Each line holding the word "this" must appear in the answer, copied from the entries.
------ Recorded information
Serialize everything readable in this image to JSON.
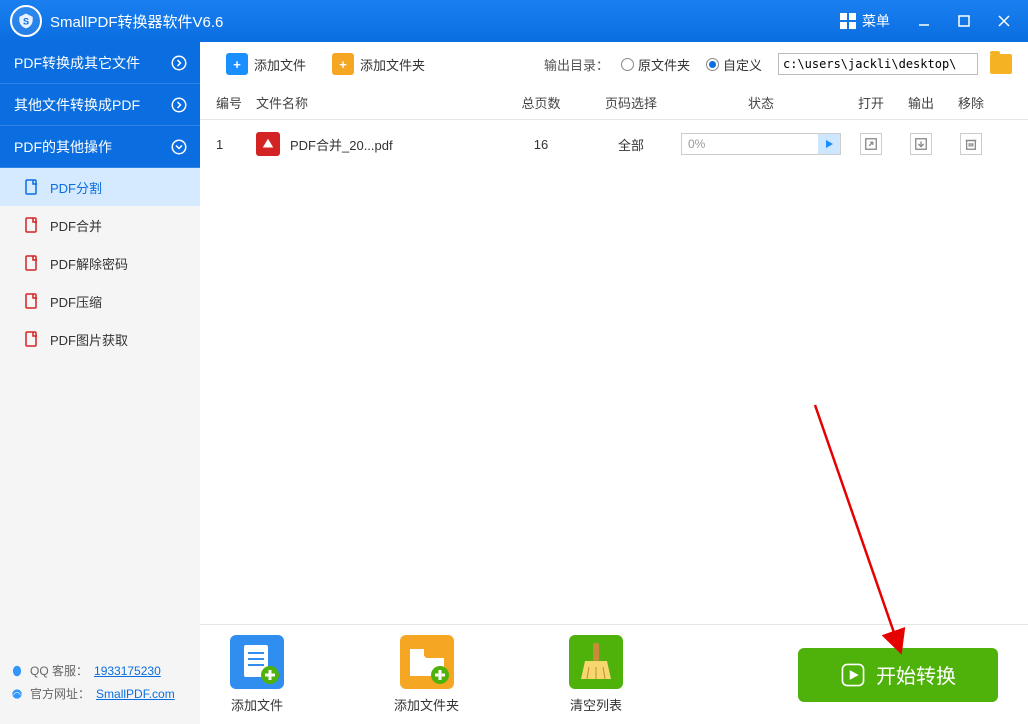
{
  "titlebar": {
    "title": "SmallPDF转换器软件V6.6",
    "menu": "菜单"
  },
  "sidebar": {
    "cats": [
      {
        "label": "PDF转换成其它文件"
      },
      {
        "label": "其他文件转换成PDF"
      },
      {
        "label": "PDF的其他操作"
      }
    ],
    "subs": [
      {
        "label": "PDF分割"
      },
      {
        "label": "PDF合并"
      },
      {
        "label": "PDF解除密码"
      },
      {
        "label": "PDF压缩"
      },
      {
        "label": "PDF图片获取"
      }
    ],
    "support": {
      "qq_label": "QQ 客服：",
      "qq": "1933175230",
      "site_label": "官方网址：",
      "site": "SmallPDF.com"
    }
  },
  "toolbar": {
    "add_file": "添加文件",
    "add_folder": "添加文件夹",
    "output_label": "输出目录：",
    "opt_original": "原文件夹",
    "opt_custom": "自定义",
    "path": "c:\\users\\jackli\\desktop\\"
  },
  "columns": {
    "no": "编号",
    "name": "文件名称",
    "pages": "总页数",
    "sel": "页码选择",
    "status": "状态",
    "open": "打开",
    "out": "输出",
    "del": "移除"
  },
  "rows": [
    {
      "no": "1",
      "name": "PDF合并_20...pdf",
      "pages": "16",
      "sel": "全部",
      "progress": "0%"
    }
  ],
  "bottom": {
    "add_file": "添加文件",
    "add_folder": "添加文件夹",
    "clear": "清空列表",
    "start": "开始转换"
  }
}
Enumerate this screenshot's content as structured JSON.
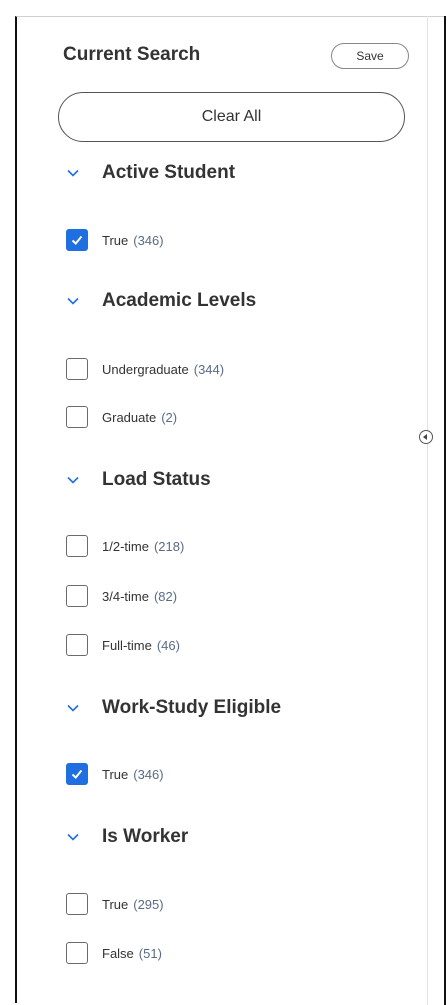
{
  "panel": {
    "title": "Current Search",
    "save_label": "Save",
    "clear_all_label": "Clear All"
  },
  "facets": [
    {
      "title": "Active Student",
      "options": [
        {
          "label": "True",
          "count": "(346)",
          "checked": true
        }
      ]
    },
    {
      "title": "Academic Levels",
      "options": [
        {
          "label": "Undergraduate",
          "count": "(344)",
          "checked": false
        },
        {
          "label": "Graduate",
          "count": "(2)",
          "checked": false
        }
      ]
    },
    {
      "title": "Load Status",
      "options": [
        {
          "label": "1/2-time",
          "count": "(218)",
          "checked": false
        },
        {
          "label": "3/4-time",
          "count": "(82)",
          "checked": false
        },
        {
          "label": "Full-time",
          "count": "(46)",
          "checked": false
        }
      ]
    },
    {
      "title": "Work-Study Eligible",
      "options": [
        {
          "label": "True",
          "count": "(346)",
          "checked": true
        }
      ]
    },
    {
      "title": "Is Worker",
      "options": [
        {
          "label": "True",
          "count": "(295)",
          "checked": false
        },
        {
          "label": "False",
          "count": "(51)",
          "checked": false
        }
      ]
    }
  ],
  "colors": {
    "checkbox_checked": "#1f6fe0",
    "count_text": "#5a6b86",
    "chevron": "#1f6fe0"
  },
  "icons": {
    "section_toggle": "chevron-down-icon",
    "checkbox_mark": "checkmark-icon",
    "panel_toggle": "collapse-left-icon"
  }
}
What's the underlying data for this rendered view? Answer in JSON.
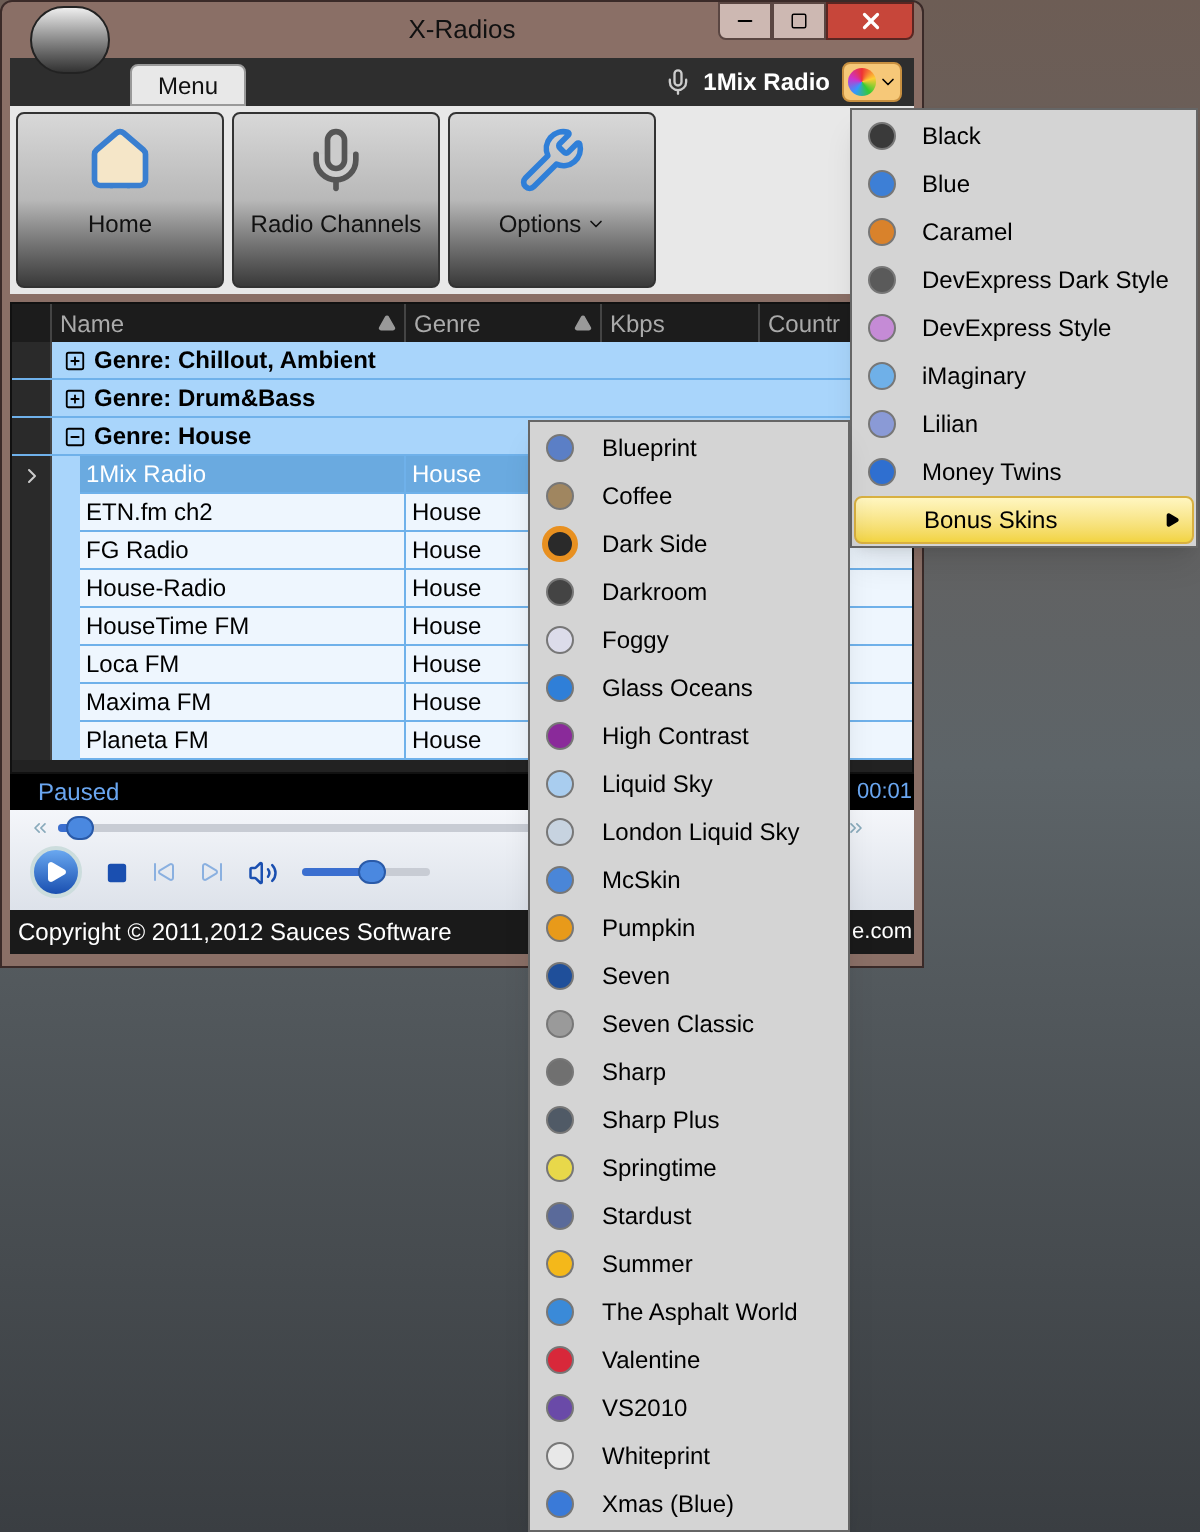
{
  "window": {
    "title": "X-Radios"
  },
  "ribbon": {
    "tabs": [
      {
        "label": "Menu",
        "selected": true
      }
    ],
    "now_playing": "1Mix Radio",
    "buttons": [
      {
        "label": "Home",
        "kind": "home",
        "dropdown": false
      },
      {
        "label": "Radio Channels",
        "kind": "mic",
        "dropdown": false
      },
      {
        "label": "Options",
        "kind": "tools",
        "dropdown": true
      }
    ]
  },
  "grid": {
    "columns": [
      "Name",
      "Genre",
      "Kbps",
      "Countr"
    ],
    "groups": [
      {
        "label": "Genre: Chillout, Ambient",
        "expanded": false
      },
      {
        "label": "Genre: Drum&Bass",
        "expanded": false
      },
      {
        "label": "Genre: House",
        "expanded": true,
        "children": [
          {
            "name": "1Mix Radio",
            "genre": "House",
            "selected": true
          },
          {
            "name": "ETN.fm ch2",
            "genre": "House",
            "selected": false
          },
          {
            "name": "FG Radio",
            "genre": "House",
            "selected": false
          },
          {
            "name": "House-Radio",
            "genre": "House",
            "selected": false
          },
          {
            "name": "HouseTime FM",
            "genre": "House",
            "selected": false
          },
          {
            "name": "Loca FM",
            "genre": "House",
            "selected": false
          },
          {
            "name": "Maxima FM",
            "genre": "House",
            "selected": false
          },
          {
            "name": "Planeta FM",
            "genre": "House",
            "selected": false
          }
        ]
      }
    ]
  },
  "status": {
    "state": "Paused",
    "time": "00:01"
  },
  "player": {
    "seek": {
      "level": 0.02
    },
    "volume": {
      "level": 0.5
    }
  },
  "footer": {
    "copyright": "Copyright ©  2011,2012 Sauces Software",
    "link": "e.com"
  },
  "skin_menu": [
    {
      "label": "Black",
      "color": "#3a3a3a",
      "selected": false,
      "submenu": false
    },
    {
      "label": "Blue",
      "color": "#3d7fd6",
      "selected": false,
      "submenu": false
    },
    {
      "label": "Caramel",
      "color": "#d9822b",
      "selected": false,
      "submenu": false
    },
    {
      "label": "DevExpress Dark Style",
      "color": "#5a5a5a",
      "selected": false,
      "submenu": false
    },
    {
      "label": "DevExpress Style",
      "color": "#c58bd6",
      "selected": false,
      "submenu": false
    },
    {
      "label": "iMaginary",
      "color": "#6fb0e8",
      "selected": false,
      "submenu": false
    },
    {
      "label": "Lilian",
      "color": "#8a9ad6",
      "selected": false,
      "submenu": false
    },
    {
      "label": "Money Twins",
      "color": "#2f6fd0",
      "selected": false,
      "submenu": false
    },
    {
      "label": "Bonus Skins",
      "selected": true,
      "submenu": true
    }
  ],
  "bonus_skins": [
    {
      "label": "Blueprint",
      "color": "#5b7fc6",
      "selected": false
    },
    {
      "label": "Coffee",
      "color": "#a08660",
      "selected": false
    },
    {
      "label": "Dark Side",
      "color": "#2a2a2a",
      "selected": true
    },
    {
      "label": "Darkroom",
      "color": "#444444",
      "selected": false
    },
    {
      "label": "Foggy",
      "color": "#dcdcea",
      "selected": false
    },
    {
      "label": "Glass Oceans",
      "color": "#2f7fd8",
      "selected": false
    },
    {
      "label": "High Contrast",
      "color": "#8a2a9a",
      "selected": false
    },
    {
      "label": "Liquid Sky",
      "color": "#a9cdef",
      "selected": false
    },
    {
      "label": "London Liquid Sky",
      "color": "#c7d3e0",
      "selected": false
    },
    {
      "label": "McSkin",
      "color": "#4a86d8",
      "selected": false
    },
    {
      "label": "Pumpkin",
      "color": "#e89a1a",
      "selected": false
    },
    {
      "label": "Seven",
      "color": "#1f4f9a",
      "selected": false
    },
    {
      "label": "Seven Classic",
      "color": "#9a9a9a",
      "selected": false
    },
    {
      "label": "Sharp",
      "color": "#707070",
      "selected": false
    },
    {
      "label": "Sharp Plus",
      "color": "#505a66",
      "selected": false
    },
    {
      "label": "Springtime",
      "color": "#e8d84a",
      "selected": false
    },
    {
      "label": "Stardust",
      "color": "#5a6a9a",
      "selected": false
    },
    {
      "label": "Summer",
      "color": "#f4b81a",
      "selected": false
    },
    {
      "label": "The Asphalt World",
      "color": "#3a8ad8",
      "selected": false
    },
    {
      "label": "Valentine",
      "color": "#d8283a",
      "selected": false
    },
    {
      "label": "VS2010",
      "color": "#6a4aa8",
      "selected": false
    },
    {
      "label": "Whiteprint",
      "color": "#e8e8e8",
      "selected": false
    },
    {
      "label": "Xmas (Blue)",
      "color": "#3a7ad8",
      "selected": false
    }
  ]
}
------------
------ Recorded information
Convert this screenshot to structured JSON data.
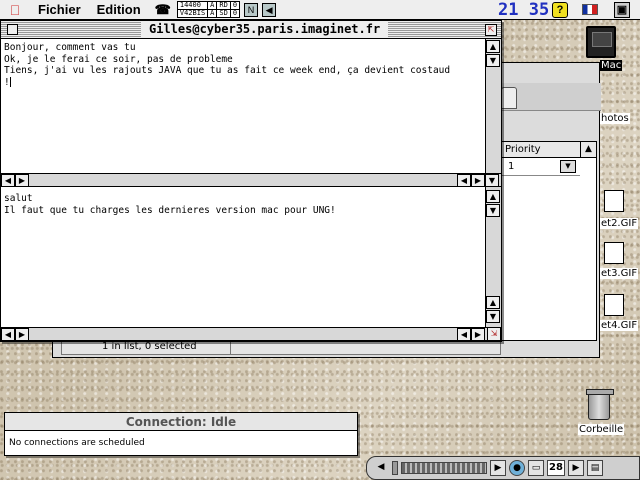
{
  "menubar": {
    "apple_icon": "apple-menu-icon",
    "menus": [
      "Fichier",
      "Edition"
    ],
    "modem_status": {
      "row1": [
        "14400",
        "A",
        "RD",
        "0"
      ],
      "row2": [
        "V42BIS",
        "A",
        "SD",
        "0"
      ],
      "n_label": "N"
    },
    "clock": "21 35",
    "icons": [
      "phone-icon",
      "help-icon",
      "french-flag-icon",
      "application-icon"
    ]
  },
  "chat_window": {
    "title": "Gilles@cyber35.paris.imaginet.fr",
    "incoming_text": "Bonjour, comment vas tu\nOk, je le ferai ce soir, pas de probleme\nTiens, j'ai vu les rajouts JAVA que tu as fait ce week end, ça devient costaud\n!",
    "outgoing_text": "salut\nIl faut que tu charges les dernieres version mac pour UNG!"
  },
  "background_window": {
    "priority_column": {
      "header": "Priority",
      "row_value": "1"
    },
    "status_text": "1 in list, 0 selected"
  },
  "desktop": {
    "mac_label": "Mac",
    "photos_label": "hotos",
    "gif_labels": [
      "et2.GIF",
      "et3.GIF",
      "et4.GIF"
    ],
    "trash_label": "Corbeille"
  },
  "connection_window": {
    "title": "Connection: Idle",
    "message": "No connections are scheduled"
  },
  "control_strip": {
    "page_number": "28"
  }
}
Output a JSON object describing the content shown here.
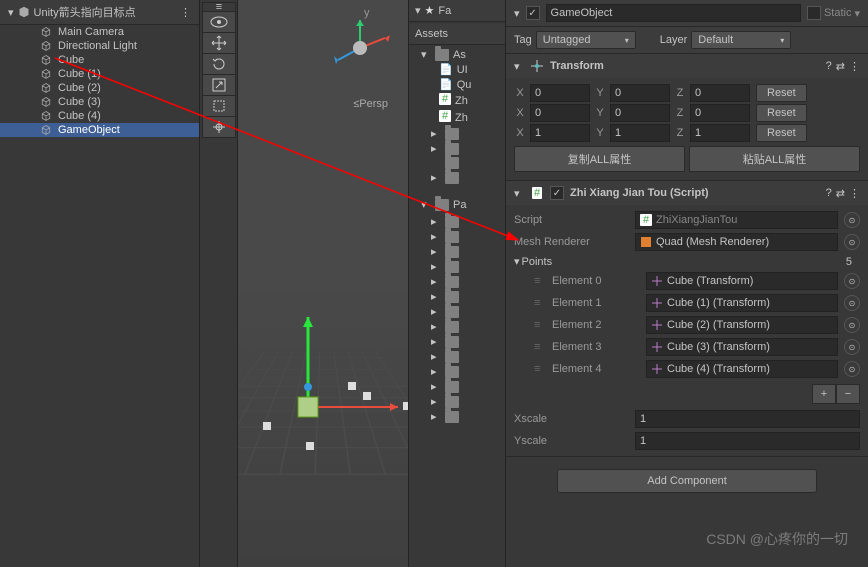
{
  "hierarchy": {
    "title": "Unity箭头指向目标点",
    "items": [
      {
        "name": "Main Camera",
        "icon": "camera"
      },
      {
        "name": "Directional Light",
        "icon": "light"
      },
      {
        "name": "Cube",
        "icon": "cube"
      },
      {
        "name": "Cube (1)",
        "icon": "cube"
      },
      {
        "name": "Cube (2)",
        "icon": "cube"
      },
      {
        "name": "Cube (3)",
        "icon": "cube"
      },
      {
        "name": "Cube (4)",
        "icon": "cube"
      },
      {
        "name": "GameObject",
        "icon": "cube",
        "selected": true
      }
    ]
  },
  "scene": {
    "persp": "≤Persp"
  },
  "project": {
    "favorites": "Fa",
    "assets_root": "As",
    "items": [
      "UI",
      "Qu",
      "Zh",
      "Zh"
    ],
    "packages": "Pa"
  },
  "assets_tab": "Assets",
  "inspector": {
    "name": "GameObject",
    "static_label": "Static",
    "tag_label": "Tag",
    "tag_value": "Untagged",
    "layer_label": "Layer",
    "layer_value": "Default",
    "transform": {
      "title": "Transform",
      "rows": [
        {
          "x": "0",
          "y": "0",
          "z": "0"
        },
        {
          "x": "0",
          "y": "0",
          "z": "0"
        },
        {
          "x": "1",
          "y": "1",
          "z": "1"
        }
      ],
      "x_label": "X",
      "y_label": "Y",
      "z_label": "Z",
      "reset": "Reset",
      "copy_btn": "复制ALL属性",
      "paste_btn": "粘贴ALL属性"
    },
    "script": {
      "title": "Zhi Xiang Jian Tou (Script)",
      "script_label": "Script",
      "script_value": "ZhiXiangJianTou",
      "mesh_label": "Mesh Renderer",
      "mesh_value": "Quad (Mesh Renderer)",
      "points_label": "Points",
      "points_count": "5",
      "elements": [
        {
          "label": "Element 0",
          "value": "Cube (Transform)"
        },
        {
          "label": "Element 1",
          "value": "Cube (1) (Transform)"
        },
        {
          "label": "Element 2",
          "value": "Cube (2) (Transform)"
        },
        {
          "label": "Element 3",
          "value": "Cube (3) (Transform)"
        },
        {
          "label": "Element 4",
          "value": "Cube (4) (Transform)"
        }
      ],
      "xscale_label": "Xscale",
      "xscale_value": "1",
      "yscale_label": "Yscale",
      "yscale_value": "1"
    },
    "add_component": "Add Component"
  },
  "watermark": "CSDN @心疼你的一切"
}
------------
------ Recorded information
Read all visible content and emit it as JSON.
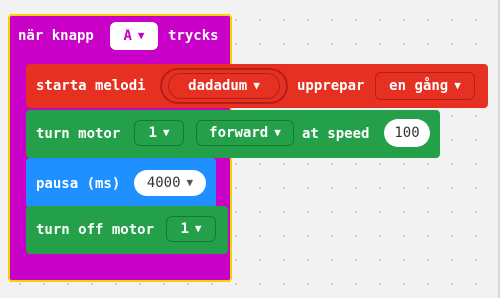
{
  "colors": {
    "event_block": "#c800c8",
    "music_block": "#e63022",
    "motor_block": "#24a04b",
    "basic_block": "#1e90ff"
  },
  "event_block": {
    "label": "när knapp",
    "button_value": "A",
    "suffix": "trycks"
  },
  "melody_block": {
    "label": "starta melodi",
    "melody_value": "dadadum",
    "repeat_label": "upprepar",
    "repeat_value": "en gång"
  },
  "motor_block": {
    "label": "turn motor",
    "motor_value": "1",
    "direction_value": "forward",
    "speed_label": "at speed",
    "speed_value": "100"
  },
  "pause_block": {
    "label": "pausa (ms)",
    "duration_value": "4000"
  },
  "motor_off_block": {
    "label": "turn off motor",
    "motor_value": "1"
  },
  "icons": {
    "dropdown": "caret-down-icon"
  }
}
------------
## Task response:
Serialize everything readable in this image to JSON.
Enumerate this screenshot's content as structured JSON.
What's the underlying data for this rendered view? Answer in JSON.
Convert this screenshot to structured JSON data.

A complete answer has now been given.